In October 2002, at the age of fifty, Alan Shapiro collapsed while playing basketball. A few months later, on the eve of America’s invasion of Iraq, he remarried. The beginning of this happy chapter of his life coincided with a keen reminder of his own mortality and the menacing nature of the times we live in. The poems in Old War, Shapiro’s ninth and most innovative collection, were written under the double aspect of love and fear, of hope that comes with any fresh start and the sense that history will eventually undo or destroy whatever we struggle to make. Through an impressive variety of forms and styles, from first-person lyrics to dramatic monologues spoken by characters ranging from a country and western singer to a Jewish comic doing standup in heaven, they cast brilliant light on the nature of art, love, and family in a world defined by brutality, deception, and instability.
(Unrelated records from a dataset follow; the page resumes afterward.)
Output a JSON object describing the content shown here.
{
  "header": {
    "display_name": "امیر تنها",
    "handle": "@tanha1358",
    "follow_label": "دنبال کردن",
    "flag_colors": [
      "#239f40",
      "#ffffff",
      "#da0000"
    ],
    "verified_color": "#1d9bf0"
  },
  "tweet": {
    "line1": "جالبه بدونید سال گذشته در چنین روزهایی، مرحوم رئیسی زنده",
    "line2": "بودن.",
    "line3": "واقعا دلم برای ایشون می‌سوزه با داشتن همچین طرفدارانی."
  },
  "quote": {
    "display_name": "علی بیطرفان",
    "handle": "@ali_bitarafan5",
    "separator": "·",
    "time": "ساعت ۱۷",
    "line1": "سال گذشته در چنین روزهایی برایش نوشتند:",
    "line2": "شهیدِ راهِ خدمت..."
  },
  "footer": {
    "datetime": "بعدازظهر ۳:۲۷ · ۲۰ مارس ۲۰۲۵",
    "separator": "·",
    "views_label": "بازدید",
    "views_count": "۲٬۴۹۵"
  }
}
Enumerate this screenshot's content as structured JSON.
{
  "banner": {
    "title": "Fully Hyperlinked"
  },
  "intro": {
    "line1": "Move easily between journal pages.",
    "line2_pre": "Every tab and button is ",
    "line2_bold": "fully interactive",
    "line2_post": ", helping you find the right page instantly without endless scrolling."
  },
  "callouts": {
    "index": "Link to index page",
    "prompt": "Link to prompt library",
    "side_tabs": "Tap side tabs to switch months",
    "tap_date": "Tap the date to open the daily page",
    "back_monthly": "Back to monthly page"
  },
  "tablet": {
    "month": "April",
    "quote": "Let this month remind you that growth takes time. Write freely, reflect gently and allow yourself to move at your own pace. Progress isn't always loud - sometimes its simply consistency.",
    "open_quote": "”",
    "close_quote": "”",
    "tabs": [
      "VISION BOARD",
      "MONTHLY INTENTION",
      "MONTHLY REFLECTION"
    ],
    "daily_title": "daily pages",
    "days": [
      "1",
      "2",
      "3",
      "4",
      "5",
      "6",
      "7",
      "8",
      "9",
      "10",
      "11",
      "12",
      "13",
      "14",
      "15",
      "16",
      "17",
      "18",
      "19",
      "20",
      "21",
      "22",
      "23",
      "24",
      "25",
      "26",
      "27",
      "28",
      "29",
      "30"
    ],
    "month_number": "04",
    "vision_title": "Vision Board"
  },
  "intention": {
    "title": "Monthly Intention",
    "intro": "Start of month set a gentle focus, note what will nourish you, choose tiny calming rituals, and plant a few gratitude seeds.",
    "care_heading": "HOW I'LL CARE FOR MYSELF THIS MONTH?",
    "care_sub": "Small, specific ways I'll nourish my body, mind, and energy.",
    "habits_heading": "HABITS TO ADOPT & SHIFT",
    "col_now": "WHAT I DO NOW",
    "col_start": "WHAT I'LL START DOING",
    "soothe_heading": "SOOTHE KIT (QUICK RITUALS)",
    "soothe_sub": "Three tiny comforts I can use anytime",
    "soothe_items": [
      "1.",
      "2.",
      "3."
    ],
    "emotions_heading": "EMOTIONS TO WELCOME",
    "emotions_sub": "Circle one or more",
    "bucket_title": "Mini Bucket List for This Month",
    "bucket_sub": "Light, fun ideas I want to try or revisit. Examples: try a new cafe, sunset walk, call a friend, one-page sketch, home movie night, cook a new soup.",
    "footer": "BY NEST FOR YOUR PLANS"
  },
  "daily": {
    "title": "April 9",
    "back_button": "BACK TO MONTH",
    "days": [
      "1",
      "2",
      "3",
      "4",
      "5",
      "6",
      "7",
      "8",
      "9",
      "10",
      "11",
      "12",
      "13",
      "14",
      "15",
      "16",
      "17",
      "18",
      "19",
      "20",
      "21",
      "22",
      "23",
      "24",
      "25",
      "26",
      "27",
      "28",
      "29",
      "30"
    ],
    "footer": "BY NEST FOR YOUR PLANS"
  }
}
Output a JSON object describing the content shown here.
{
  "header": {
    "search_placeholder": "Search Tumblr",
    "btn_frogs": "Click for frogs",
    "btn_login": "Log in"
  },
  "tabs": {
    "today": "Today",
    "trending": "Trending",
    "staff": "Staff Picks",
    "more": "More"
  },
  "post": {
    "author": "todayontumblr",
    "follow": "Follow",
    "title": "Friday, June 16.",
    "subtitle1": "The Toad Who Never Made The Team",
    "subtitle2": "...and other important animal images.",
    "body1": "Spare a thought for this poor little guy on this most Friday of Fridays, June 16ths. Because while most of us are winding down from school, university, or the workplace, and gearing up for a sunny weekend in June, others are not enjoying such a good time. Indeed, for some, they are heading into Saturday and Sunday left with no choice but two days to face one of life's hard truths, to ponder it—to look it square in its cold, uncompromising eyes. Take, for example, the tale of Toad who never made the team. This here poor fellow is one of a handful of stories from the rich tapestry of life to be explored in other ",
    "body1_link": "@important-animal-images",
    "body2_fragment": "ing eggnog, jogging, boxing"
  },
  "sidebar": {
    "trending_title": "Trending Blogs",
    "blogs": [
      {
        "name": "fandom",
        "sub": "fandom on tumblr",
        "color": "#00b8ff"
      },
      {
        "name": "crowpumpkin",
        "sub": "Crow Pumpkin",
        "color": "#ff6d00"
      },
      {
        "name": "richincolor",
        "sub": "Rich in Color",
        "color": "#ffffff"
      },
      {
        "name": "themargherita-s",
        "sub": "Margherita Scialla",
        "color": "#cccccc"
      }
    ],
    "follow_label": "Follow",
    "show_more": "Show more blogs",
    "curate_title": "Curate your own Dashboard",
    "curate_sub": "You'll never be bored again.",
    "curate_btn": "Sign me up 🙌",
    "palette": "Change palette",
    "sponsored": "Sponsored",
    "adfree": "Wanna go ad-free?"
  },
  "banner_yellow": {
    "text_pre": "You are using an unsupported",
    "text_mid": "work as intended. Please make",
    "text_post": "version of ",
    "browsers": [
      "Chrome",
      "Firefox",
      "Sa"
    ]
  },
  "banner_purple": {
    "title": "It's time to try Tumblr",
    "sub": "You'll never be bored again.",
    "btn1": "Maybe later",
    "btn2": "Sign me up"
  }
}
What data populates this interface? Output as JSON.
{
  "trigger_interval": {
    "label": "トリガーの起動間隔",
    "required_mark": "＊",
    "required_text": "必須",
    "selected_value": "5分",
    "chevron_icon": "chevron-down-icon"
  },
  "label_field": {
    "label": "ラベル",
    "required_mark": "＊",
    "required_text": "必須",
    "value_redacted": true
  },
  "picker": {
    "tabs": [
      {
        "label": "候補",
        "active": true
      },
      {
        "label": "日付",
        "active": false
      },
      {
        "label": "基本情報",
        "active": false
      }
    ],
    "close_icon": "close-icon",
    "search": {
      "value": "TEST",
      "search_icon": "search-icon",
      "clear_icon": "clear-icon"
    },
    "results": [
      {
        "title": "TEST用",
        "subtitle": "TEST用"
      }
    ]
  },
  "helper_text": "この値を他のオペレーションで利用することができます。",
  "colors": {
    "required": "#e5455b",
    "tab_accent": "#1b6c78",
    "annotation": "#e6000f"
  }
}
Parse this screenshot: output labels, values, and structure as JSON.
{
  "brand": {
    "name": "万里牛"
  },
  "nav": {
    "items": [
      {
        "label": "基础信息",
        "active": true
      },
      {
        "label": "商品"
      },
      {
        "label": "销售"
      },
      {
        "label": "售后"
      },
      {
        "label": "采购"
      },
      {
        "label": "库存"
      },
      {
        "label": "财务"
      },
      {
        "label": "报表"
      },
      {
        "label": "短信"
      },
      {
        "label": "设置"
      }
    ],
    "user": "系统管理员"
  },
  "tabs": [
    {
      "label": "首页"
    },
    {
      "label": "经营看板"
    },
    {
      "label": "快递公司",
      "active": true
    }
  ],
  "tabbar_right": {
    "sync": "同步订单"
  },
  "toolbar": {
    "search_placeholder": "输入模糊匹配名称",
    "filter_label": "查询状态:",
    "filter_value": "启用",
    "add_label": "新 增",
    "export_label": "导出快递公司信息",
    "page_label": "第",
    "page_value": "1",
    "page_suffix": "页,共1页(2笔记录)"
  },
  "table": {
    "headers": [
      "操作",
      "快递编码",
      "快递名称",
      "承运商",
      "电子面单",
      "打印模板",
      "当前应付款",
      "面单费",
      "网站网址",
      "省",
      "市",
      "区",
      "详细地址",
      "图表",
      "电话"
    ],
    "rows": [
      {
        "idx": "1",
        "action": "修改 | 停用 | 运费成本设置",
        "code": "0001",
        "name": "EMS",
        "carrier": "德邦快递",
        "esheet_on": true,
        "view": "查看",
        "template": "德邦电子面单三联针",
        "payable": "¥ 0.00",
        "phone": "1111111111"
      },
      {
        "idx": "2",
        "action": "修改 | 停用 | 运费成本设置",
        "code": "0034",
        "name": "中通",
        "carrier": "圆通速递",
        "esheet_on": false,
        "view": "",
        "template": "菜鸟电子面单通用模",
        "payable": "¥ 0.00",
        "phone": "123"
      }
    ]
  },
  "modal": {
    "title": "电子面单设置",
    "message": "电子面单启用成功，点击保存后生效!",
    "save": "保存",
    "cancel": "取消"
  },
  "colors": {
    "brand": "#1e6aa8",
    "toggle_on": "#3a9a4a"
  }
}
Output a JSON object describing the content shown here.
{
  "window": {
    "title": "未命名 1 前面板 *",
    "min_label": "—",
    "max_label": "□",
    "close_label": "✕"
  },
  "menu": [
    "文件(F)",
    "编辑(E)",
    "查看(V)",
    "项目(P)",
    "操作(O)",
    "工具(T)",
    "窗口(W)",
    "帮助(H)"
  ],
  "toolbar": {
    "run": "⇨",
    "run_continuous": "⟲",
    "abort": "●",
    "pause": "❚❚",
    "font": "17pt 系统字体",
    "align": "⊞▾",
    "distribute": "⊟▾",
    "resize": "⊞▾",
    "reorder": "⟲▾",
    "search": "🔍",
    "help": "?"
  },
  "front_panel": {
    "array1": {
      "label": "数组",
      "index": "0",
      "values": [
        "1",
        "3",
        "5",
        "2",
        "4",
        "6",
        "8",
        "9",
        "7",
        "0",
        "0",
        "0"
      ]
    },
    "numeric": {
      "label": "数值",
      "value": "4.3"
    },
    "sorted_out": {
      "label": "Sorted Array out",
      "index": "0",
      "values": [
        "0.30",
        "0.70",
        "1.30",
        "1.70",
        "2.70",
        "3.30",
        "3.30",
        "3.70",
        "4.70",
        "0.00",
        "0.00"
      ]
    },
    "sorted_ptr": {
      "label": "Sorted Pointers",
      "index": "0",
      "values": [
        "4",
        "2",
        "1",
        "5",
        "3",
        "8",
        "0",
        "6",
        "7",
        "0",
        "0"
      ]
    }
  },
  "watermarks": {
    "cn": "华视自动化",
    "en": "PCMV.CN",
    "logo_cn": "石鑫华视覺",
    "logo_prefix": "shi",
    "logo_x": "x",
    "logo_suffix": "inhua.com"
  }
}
Alan Shapiro is the William R. Kenan Jr. Distinguished Professor of English and Creative Writing at the University of North Carolina, Chapel Hill. He is the author of nine acclaimed books of poetry. He is a former recipient of the Kingsley Tufts Award and the Los Angeles Book Prize and was a finalist for the National Book Critics Circle Award. He was recently elected as a fellow in the American Academy of Arts and Sciences.